Meanwhile federal wildlife officials had until May 1 to decide whether to formally review the pika’s plight and consider listing it under federal law. A response is expected to be published in the Federal Register this week.

Complicating the case is an apparent difference between the fate of pika populations in the Great Basin, where field research clearly shows pika colonies in trouble, and colonies in the Sierra Nevada range, which may be faring better.

Pika thrive only at high elevations, in the rocky conditions known as talus. Their band of tolerance for temperature is very narrow, so some biologists see them as an indicator species for global warming. Temperatures that humans may consider merely balmy, can be fatal for pika.


Chris Ray, an ecologist at the University of Colorado, has studied pika in the mountain ranges of the Great Basin. She’s identified and ranked several stress factors that pose threats to the animals, including habitat shrinkage and exposure to both heat and cold.

Ray, who presented her latest research at the USGS-sponsored Pacific Climate Workshop last month, is cautious about endorsing an ESA listing just yet, saying: “I do not think there are data indicating that the species as a whole is in danger of extinction, however the loss of isolated populations from the Great Basin has me concerned.”

“I think it’s very reasonable to consider potentially listing some sub-populations of pika.” Ray says that in order to do that, a case would have to be made that there are genetically distinct sub-species of pika. In its petition, CBD claims that five sub-species have been identified in California. But scientists at UC Berkeley and the U.S. Forest Service who have done field research in the Sierra, have said it’s less clear that those colonies are in trouble.

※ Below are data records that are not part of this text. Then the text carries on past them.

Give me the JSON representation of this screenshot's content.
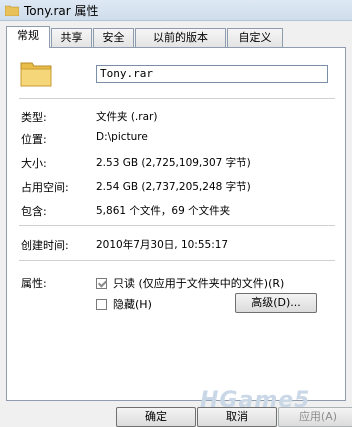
{
  "window": {
    "title": "Tony.rar 属性"
  },
  "tabs": [
    {
      "label": "常规"
    },
    {
      "label": "共享"
    },
    {
      "label": "安全"
    },
    {
      "label": "以前的版本"
    },
    {
      "label": "自定义"
    }
  ],
  "general": {
    "name_value": "Tony.rar",
    "rows": [
      {
        "label": "类型:",
        "value": "文件夹 (.rar)"
      },
      {
        "label": "位置:",
        "value": "D:\\picture"
      },
      {
        "label": "大小:",
        "value": "2.53 GB (2,725,109,307 字节)"
      },
      {
        "label": "占用空间:",
        "value": "2.54 GB (2,737,205,248 字节)"
      },
      {
        "label": "包含:",
        "value": "5,861 个文件，69 个文件夹"
      },
      {
        "label": "创建时间:",
        "value": "2010年7月30日, 10:55:17"
      }
    ],
    "attributes_label": "属性:",
    "readonly": {
      "label": "只读 (仅应用于文件夹中的文件)(R)",
      "checked": true
    },
    "hidden": {
      "label": "隐藏(H)",
      "checked": false
    },
    "advanced_button": "高级(D)..."
  },
  "buttons": {
    "ok": "确定",
    "cancel": "取消",
    "apply": "应用(A)"
  },
  "watermark": "HGame5"
}
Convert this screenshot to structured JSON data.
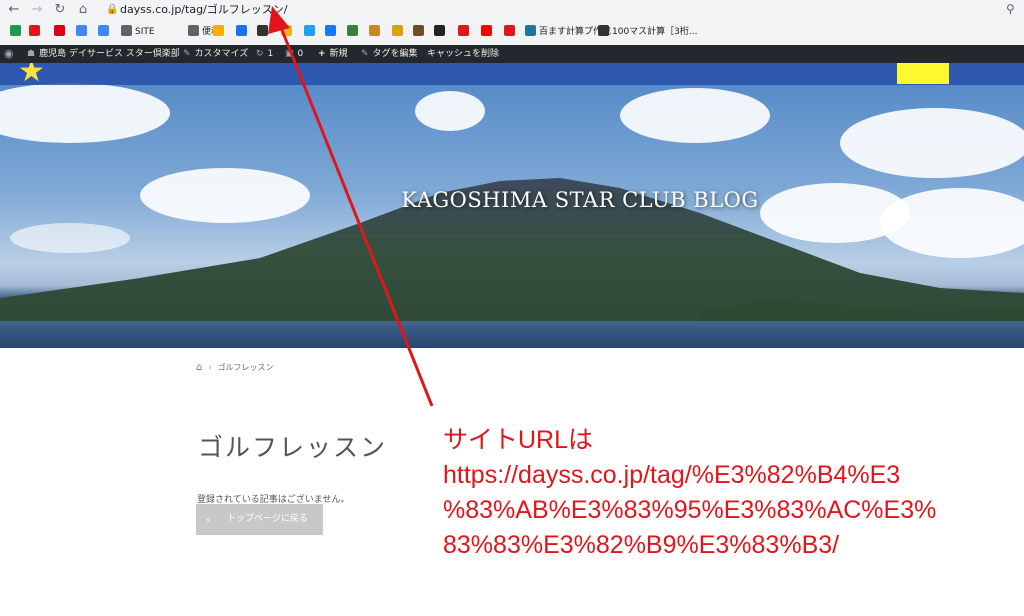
{
  "browser": {
    "url": "dayss.co.jp/tag/ゴルフレッスン/",
    "bookmarks": [
      {
        "label": "",
        "icon": "google-drive-icon",
        "color": "#1a9c4a"
      },
      {
        "label": "",
        "icon": "flower-icon",
        "color": "#e0161b"
      },
      {
        "label": "",
        "icon": "yahoo-icon",
        "color": "#d6001c"
      },
      {
        "label": "",
        "icon": "google-icon",
        "color": "#4285f4"
      },
      {
        "label": "",
        "icon": "translate-icon",
        "color": "#4285f4"
      },
      {
        "label": "SITE",
        "icon": "folder-icon",
        "color": "#5f6368"
      },
      {
        "label": "便利",
        "icon": "folder-icon",
        "color": "#5f6368"
      },
      {
        "label": "",
        "icon": "analytics-icon",
        "color": "#f9ab00"
      },
      {
        "label": "",
        "icon": "wifi-icon",
        "color": "#1a73e8"
      },
      {
        "label": "",
        "icon": "globe-icon",
        "color": "#333333"
      },
      {
        "label": "",
        "icon": "star-icon",
        "color": "#f2b01e"
      },
      {
        "label": "",
        "icon": "twitter-icon",
        "color": "#1da1f2"
      },
      {
        "label": "",
        "icon": "facebook-icon",
        "color": "#1877f2"
      },
      {
        "label": "",
        "icon": "tool-icon",
        "color": "#3b7f3b"
      },
      {
        "label": "",
        "icon": "u-icon",
        "color": "#c48a1f"
      },
      {
        "label": "",
        "icon": "cat-icon",
        "color": "#d9a400"
      },
      {
        "label": "",
        "icon": "image-icon",
        "color": "#6b4f2a"
      },
      {
        "label": "",
        "icon": "panda-icon",
        "color": "#222222"
      },
      {
        "label": "",
        "icon": "record-icon",
        "color": "#e0161b"
      },
      {
        "label": "",
        "icon": "youtube-icon",
        "color": "#ff0000"
      },
      {
        "label": "",
        "icon": "red-icon",
        "color": "#e0161b"
      },
      {
        "label": "百ます計算プ作成",
        "icon": "wordpress-icon",
        "color": "#21759b"
      },
      {
        "label": "100マス計算［3桁...",
        "icon": "site-icon",
        "color": "#333333"
      }
    ]
  },
  "adminbar": {
    "site_name": "鹿児島 デイサービス スター倶楽部",
    "customize": "カスタマイズ",
    "updates": "1",
    "comments": "0",
    "new": "新規",
    "edit_tag": "タグを編集",
    "clear_cache": "キャッシュを削除"
  },
  "hero": {
    "title": "KAGOSHIMA STAR CLUB BLOG"
  },
  "breadcrumb": {
    "current": "ゴルフレッスン"
  },
  "page": {
    "title": "ゴルフレッスン",
    "empty_message": "登録されている記事はございません。",
    "back_button": "トップページに戻る"
  },
  "annotation": {
    "line1": "サイトURLは",
    "line2": "https://dayss.co.jp/tag/%E3%82%B4%E3",
    "line3": "%83%AB%E3%83%95%E3%83%AC%E3%",
    "line4": "83%83%E3%82%B9%E3%83%B3/",
    "color": "#e0161b"
  }
}
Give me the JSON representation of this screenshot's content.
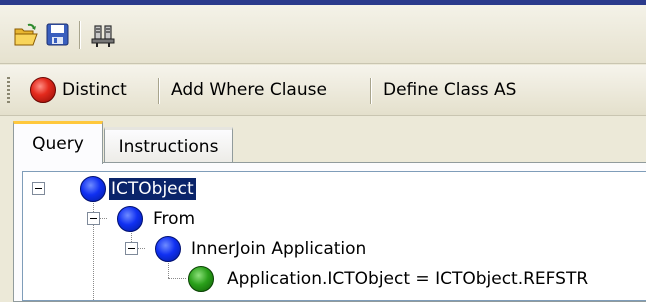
{
  "toolbar_top": {
    "icons": [
      "open-folder-icon",
      "save-icon",
      "connect-icon"
    ]
  },
  "toolbar_actions": {
    "distinct_label": "Distinct",
    "add_where_label": "Add Where Clause",
    "define_class_label": "Define Class AS"
  },
  "tabs": [
    {
      "label": "Query",
      "active": true
    },
    {
      "label": "Instructions",
      "active": false
    }
  ],
  "tree": {
    "root": "ICTObject",
    "from": "From",
    "join": "InnerJoin  Application",
    "condition": "Application.ICTObject = ICTObject.REFSTR"
  },
  "colors": {
    "selection": "#0a246a",
    "node_blue": "#1030f2",
    "node_green": "#2aa01a",
    "distinct_red": "#e42a1d"
  }
}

CBD staff biologist Shaye Wolf says a 1995 study found “evidence for four genetic units across the pika range, roughly grouped as Sierra Nevada, Cascades, Southern Rockies, and Northern Rockies. However, better genetic analyses using more sensitive genetic markers (like microsatellites) are necessary to understand pika population structure.”

Wolf says that for its ESA petition, the CBD drew on a 1981 study that used population distribution to break out 36 “subspecies” of pika.

Climate Research Conference, Day 1

About 300 scientists, policymakers and resource managers turned out for the California Energy Commission’s 5th annual conference, with about twice that number watching via video webcast.

The focus for much of day one was marking the progress toward regional modeling, i.e. fine-tuning the well established global climate models to yield specific data and hence, forecasting power for local areas. Interesting findings so far include an apparent decrease in the intensity of SoCal’s Santa Ana winds, notorious for fanning wildfires in southland canyons.

Also, Robert Bornstein of San Jose State University is about to publish his study, showing a persistent cooling trend along the California coast, since the mid 1970s. According to Bornstein’s data, areas influenced by the sea breeze have actually cooled an average of 0.4 degrees C per decade over the period, a rate faster than the rest of the state has been warming. Bornstein was quick to point out that he’s not challenging the premise that California is warming as a whole. In fact, he says the coastal cooling trend is yet another weird artifact of global warming.

Stanford ecologist Terry Root dropped the first bombshell of the conference by uttering  a term deplored by her ilk: species “triage.” Root says the climate pressures on California wildlife species are so dire that we will need to pick and choose which ones to save. Asked where to start, she suggested those species that provide “ecosystem services,” such as insects that assist with plant pollination. “In an emergency situation,” she said, “you ask as many questions as you can–but you have to act. We’re plodding along, doing as much as we can. It’s not fun.”

Root’s bird phenology (migration timing) studies were the subject of a story I did for The California Report. The principal interview for that report, Dena Macmynowski, was a graduate student working with Root.